# Try it
Count how many lines in the entries below hold the string "Copy", and respond with that number only.

·····

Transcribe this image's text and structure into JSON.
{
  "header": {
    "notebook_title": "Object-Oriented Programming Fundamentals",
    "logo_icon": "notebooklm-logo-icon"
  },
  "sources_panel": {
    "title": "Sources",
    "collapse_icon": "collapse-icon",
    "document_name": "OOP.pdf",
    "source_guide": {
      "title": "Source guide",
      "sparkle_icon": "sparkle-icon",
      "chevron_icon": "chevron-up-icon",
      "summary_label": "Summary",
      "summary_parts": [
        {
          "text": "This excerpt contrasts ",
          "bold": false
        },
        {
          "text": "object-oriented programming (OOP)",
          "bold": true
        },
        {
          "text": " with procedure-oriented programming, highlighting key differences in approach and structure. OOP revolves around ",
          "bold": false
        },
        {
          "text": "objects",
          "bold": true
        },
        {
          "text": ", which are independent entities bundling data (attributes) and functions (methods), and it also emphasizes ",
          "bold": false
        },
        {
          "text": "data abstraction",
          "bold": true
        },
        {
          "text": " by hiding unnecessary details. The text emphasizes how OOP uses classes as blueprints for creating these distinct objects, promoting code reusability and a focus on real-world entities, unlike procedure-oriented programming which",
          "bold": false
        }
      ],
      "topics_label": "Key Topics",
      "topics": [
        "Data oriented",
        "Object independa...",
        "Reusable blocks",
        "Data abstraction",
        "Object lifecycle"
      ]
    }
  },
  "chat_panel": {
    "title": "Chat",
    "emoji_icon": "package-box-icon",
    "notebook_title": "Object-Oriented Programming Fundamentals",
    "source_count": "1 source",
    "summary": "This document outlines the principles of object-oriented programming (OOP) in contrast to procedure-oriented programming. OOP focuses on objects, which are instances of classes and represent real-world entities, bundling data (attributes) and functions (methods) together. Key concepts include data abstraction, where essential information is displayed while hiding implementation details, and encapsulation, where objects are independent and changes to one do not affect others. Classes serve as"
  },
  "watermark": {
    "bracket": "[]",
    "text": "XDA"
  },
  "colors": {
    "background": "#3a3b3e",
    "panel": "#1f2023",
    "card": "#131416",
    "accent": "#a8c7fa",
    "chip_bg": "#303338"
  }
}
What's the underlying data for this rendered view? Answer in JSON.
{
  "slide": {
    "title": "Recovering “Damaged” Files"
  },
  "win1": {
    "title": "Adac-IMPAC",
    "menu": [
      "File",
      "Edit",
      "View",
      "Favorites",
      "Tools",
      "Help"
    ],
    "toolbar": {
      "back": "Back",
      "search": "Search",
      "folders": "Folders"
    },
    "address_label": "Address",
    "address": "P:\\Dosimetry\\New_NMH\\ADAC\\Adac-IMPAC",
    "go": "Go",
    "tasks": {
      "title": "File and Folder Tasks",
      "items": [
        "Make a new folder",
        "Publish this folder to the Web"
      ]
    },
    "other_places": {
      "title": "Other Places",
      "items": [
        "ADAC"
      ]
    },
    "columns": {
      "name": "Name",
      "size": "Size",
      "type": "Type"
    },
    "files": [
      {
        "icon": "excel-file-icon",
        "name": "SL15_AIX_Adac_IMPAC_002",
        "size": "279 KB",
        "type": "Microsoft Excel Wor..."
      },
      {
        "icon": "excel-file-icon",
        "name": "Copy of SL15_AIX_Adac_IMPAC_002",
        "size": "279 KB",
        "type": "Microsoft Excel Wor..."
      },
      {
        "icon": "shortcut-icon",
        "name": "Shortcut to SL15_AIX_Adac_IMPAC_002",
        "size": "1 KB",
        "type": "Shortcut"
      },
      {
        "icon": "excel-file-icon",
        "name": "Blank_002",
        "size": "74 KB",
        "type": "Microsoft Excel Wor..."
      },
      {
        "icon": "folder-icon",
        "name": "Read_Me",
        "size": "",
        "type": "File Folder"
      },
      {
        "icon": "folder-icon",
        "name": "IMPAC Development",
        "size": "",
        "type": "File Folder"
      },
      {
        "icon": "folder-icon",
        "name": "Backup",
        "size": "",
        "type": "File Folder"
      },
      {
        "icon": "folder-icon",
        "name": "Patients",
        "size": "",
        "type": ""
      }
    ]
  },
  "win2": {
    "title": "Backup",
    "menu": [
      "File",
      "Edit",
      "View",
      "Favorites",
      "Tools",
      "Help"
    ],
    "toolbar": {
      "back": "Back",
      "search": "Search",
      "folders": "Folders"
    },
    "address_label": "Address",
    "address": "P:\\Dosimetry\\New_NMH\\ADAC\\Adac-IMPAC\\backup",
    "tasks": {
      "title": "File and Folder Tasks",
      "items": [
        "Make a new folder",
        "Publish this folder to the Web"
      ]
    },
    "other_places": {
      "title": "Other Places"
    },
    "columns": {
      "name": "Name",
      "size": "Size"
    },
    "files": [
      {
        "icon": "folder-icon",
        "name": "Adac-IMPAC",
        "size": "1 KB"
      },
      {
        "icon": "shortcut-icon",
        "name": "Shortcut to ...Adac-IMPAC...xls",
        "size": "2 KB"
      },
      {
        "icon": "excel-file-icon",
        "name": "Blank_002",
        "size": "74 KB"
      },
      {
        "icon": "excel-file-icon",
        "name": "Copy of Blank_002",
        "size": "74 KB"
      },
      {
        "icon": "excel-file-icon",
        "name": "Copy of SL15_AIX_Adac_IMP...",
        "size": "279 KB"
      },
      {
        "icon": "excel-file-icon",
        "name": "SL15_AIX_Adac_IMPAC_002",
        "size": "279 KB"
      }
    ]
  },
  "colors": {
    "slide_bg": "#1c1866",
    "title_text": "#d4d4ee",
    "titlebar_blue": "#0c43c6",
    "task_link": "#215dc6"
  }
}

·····

# Result of this task
3